My 10 year-old granddaughter, Skye, sent me a video that she made not long ago that she told me was “Epic.”  She provided very little other explanation, so I had to ask her father, my son, to explain this black thing with blinking lights on it.  He told me that she was trying to recreate the partial eclipse of the sun that they had seen recently. He said that Skye was really excited by seeing the eclipse, so she took a black t-shirt, sewed some LED lights in a circle using conductive thread. Then she programmed a computer chip so that it would turn the lights on sequentially. She sewed the computer chip onto the shirt and attached it to the conductive thread. When the lights glowed around the circle, the display did actually look  sort of like the partial eclipse of the sun.

I am not writing this to highlight my granddaughter’s ability, but rather to think about ways that our grandchildren, even more than our children are using and will be using technology. Lots of people talk about the dangers of people too attached to their screens, or so attached to screens that they forget how to interact with real people, but I think that while these fears have some merit, they limit our thinking about children and computers.   We clearly are not going to put this genie back in the bottle. Computers are here, and will get more and more powerful and sophisticated. Our children and grandchildren will need to learn computer coding because these skills will be critical to helping them make many of the decisions they will have to make to help both preserve and protect the beauty and diversity of our planet.
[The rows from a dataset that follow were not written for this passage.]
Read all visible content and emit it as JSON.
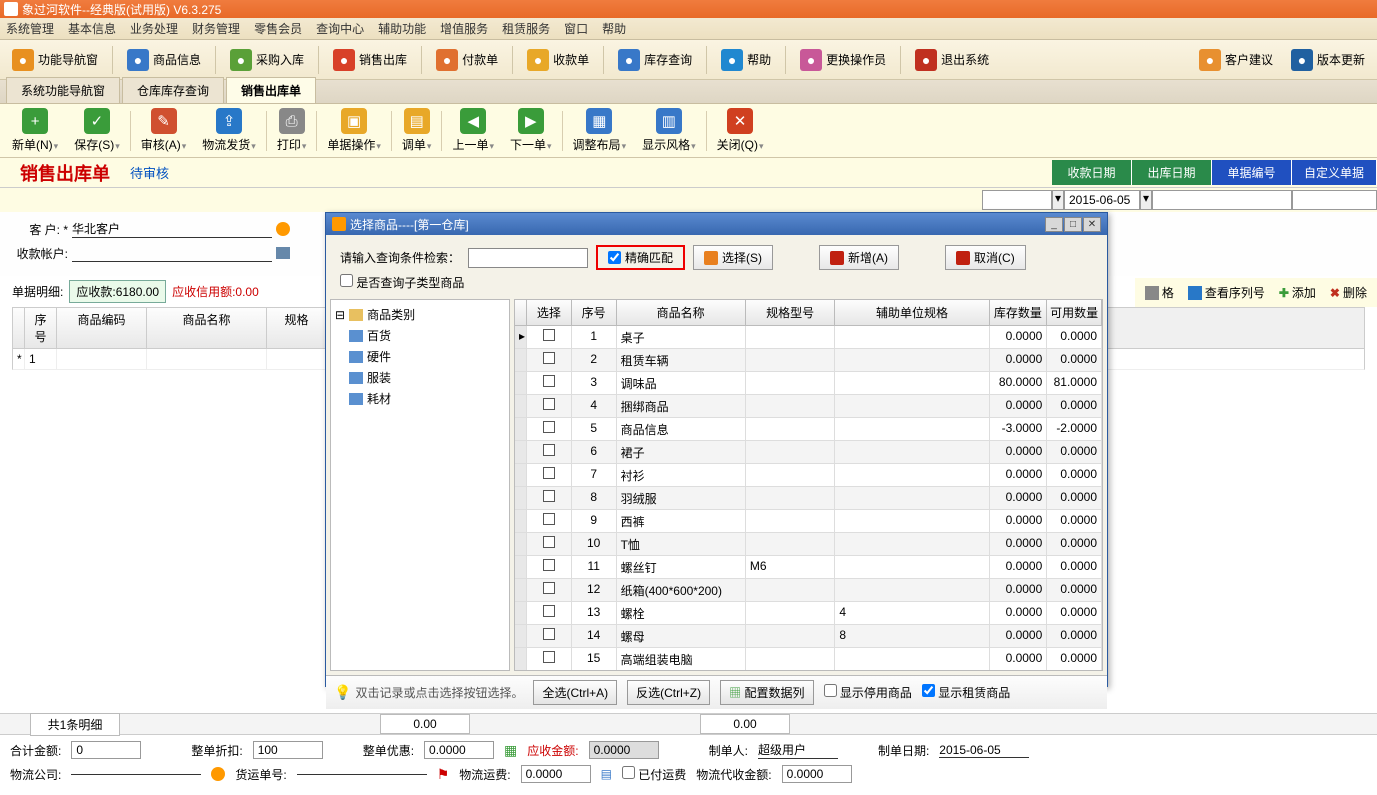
{
  "titlebar": "象过河软件--经典版(试用版)  V6.3.275",
  "menus": [
    "系统管理",
    "基本信息",
    "业务处理",
    "财务管理",
    "零售会员",
    "查询中心",
    "辅助功能",
    "增值服务",
    "租赁服务",
    "窗口",
    "帮助"
  ],
  "toolbar": [
    {
      "label": "功能导航窗",
      "color": "#e89020"
    },
    {
      "label": "商品信息",
      "color": "#3878c8"
    },
    {
      "label": "采购入库",
      "color": "#5aa038"
    },
    {
      "label": "销售出库",
      "color": "#d84028"
    },
    {
      "label": "付款单",
      "color": "#e07030"
    },
    {
      "label": "收款单",
      "color": "#e8a828"
    },
    {
      "label": "库存查询",
      "color": "#3878c8"
    },
    {
      "label": "帮助",
      "color": "#2088d0"
    },
    {
      "label": "更换操作员",
      "color": "#c85898"
    },
    {
      "label": "退出系统",
      "color": "#c03020"
    }
  ],
  "toolbar_right": [
    {
      "label": "客户建议",
      "color": "#e89030"
    },
    {
      "label": "版本更新",
      "color": "#2060a0"
    }
  ],
  "tabs": [
    "系统功能导航窗",
    "仓库库存查询",
    "销售出库单"
  ],
  "active_tab": 2,
  "doc_buttons": [
    {
      "label": "新单(N)",
      "color": "#3a9c3a",
      "glyph": "+"
    },
    {
      "label": "保存(S)",
      "color": "#3a9c3a",
      "glyph": "✓"
    },
    {
      "label": "审核(A)",
      "color": "#d05030",
      "glyph": "✎"
    },
    {
      "label": "物流发货",
      "color": "#2878c8",
      "glyph": "⇪"
    },
    {
      "label": "打印",
      "color": "#888",
      "glyph": "⎙"
    },
    {
      "label": "单据操作",
      "color": "#e8a828",
      "glyph": "▣"
    },
    {
      "label": "调单",
      "color": "#e8a828",
      "glyph": "▤"
    },
    {
      "label": "上一单",
      "color": "#3a9c3a",
      "glyph": "◀"
    },
    {
      "label": "下一单",
      "color": "#3a9c3a",
      "glyph": "▶"
    },
    {
      "label": "调整布局",
      "color": "#3878c8",
      "glyph": "▦"
    },
    {
      "label": "显示风格",
      "color": "#3878c8",
      "glyph": "▥"
    },
    {
      "label": "关闭(Q)",
      "color": "#d04020",
      "glyph": "✕"
    }
  ],
  "header": {
    "title": "销售出库单",
    "status": "待审核"
  },
  "header_buttons": [
    {
      "label": "收款日期",
      "bg": "#2a8a4a"
    },
    {
      "label": "出库日期",
      "bg": "#2a8a4a"
    },
    {
      "label": "单据编号",
      "bg": "#2050c0"
    },
    {
      "label": "自定义单据",
      "bg": "#2050c0"
    }
  ],
  "header_values": {
    "date": "2015-06-05"
  },
  "form": {
    "customer_label": "客    户: *",
    "customer": "华北客户",
    "account_label": "收款帐户:",
    "detail_label": "单据明细:",
    "receivable_label": "应收款:",
    "receivable": "6180.00",
    "credit_label": "应收信用额:",
    "credit": "0.00"
  },
  "grid_cols": [
    "序号",
    "商品编码",
    "商品名称",
    "规格"
  ],
  "grid_first": "1",
  "right_tools": [
    {
      "label": "格",
      "color": "#888"
    },
    {
      "label": "查看序列号",
      "color": "#2878c8"
    },
    {
      "label": "添加",
      "color": "#3a9c3a",
      "glyph": "✚"
    },
    {
      "label": "删除",
      "color": "#c03020",
      "glyph": "✖"
    }
  ],
  "modal": {
    "title": "选择商品----[第一仓库]",
    "search_label": "请输入查询条件检索：",
    "exact_label": "精确匹配",
    "sub_check": "是否查询子类型商品",
    "btn_select": "选择(S)",
    "btn_add": "新增(A)",
    "btn_cancel": "取消(C)",
    "tree_root": "商品类别",
    "tree_items": [
      "百货",
      "硬件",
      "服装",
      "耗材"
    ],
    "cols": [
      "选择",
      "序号",
      "商品名称",
      "规格型号",
      "辅助单位规格",
      "库存数量",
      "可用数量"
    ],
    "rows": [
      {
        "i": 1,
        "name": "桌子",
        "spec": "",
        "aux": "",
        "stock": "0.0000",
        "avail": "0.0000"
      },
      {
        "i": 2,
        "name": "租赁车辆",
        "spec": "",
        "aux": "",
        "stock": "0.0000",
        "avail": "0.0000"
      },
      {
        "i": 3,
        "name": "调味品",
        "spec": "",
        "aux": "",
        "stock": "80.0000",
        "avail": "81.0000"
      },
      {
        "i": 4,
        "name": "捆绑商品",
        "spec": "",
        "aux": "",
        "stock": "0.0000",
        "avail": "0.0000"
      },
      {
        "i": 5,
        "name": "商品信息",
        "spec": "",
        "aux": "",
        "stock": "-3.0000",
        "avail": "-2.0000"
      },
      {
        "i": 6,
        "name": "裙子",
        "spec": "",
        "aux": "",
        "stock": "0.0000",
        "avail": "0.0000"
      },
      {
        "i": 7,
        "name": "衬衫",
        "spec": "",
        "aux": "",
        "stock": "0.0000",
        "avail": "0.0000"
      },
      {
        "i": 8,
        "name": "羽绒服",
        "spec": "",
        "aux": "",
        "stock": "0.0000",
        "avail": "0.0000"
      },
      {
        "i": 9,
        "name": "西裤",
        "spec": "",
        "aux": "",
        "stock": "0.0000",
        "avail": "0.0000"
      },
      {
        "i": 10,
        "name": "T恤",
        "spec": "",
        "aux": "",
        "stock": "0.0000",
        "avail": "0.0000"
      },
      {
        "i": 11,
        "name": "螺丝钉",
        "spec": "M6",
        "aux": "",
        "stock": "0.0000",
        "avail": "0.0000"
      },
      {
        "i": 12,
        "name": "纸箱(400*600*200)",
        "spec": "",
        "aux": "",
        "stock": "0.0000",
        "avail": "0.0000"
      },
      {
        "i": 13,
        "name": "螺栓",
        "spec": "",
        "aux": "4",
        "stock": "0.0000",
        "avail": "0.0000"
      },
      {
        "i": 14,
        "name": "螺母",
        "spec": "",
        "aux": "8",
        "stock": "0.0000",
        "avail": "0.0000"
      },
      {
        "i": 15,
        "name": "高端组装电脑",
        "spec": "",
        "aux": "",
        "stock": "0.0000",
        "avail": "0.0000"
      }
    ],
    "hint": "双击记录或点击选择按钮选择。",
    "btn_all": "全选(Ctrl+A)",
    "btn_inv": "反选(Ctrl+Z)",
    "btn_cfg": "配置数据列",
    "chk_disabled": "显示停用商品",
    "chk_rental": "显示租赁商品"
  },
  "bottom": {
    "count": "共1条明细",
    "v1": "0.00",
    "v2": "0.00"
  },
  "summary": {
    "total_label": "合计金额:",
    "total": "0",
    "discount_label": "整单折扣:",
    "discount": "100",
    "pref_label": "整单优惠:",
    "pref": "0.0000",
    "recv_label": "应收金额:",
    "recv": "0.0000",
    "maker_label": "制单人:",
    "maker": "超级用户",
    "date_label": "制单日期:",
    "date": "2015-06-05",
    "logistics_label": "物流公司:",
    "shipno_label": "货运单号:",
    "freight_label": "物流运费:",
    "freight": "0.0000",
    "paid_label": "已付运费",
    "cod_label": "物流代收金额:",
    "cod": "0.0000"
  }
}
We live on a planet filled with wonders, and a planet that is changing dramatically and it is my grandchildren’s generation that will have to deal with those changes in one way or another. My granddaughter, like many children of her generation, are well aware of pending extinctions, and the effects of climate change. Skye is lucky to have an uncle who has taken a lot of time to introduce her to the wonders of nature.  Young people like Skye  will need all the tools they can find to figure out ways for creatures, including humans, to survive.  These young people will, first of all, need to develop an appreciation of the diverse and beautiful world. This appreciation comes from spending time outside, from spending time watching ants, or breathing in the fragrance of fir trees. All people need to feel fresh air against their skin, need to go walking in a field.   We need to make sure that these things happen because only when people deeply experience the world in a sensory way, can they see that the world is worth caring for.
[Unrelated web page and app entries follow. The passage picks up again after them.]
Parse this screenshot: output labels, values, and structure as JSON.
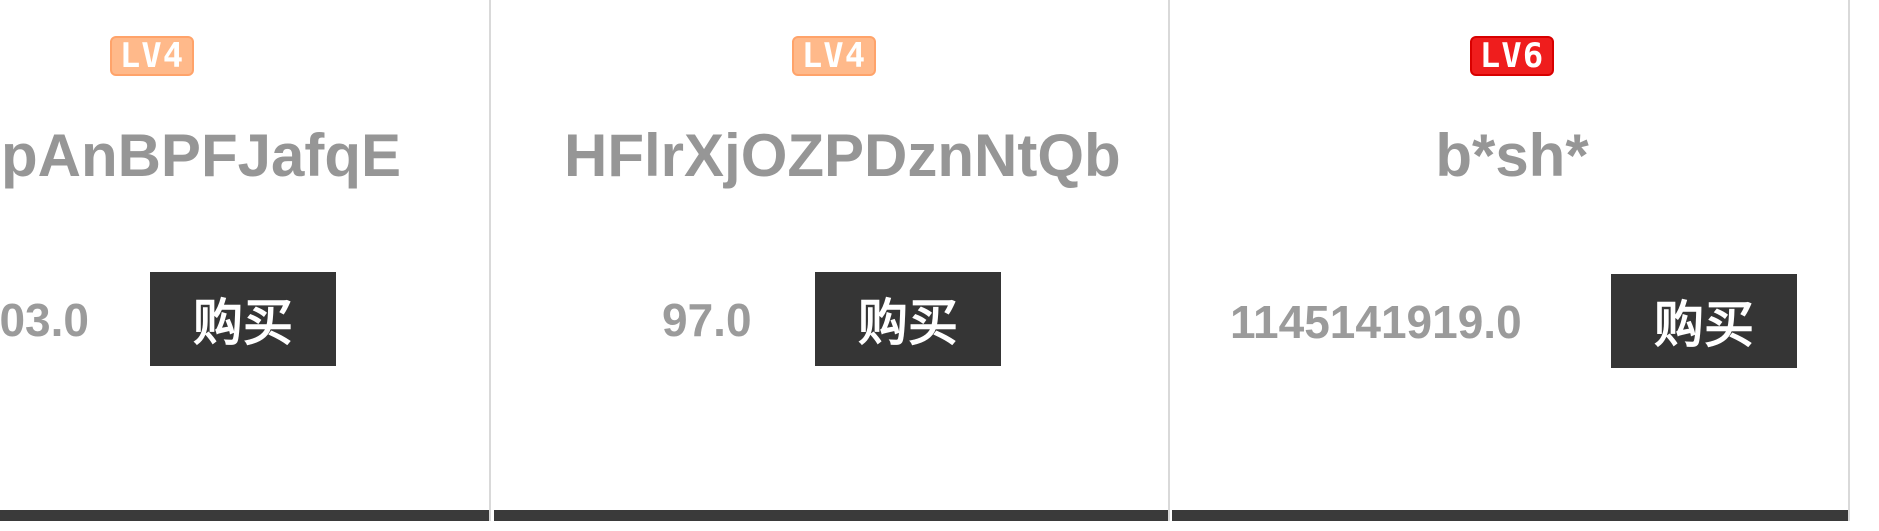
{
  "cards": [
    {
      "level": "LV4",
      "username": "VcpAnBPFJafqE",
      "price": "03.0",
      "buy_label": "购买"
    },
    {
      "level": "LV4",
      "username": "HFlrXjOZPDznNtQb",
      "price": "97.0",
      "buy_label": "购买"
    },
    {
      "level": "LV6",
      "username": "b*sh*",
      "price": "1145141919.0",
      "buy_label": "购买"
    }
  ],
  "colors": {
    "lv4_badge": "#ffb98a",
    "lv6_badge": "#ef1d1d",
    "button_bg": "#353535",
    "text_gray": "#969696",
    "card_bar": "#3a3a3a"
  }
}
The human brain has difficulty grasping big stuff. We have difficulty understanding ecological patterns that take place over many generations.  One of the reasons, I think, for example, that many people have difficulty accepting human evolution is that is an extremely slow process, and even though we can understand development over several generations, we cannot understand development over thousands of generations, but computers can do these calculations. As computers become more and more powerful, they will be able to show us models of what the world will look like under many different kinds of conditions. Computers will be able (in fact already are) to develop models of what the long-term ramifications of certain kinds of decisions will be in a much more nimble way than the human brain can.  Computers can help humans make decisions that will benefit the ants and the fir trees and their human relatives.

Skye’s eclipse project makes me think about this because she started with an experience in the world. She watched a partial eclipse of the sun, through a pin-hole camera. She experienced the wonder of the universe (or at least our solar system).  Once she had had that experience, she translated it into an EPIC  technology/art/ project. (And art is always experience filtered through the sensibility of the artist).  Skye’s project is wonderful, but more importantly she is learning to integrate technology with her experience of the world around her. She doesn’t see a disconnect between technology and the rest of her world, but sees them as connected to each other.  As she continues to develop these skills, she, and other young people like her, will be able to make long-term predictions, develop long-term solutions and ultimately, create and value a world that continues to be filled with wonders.

 

Jane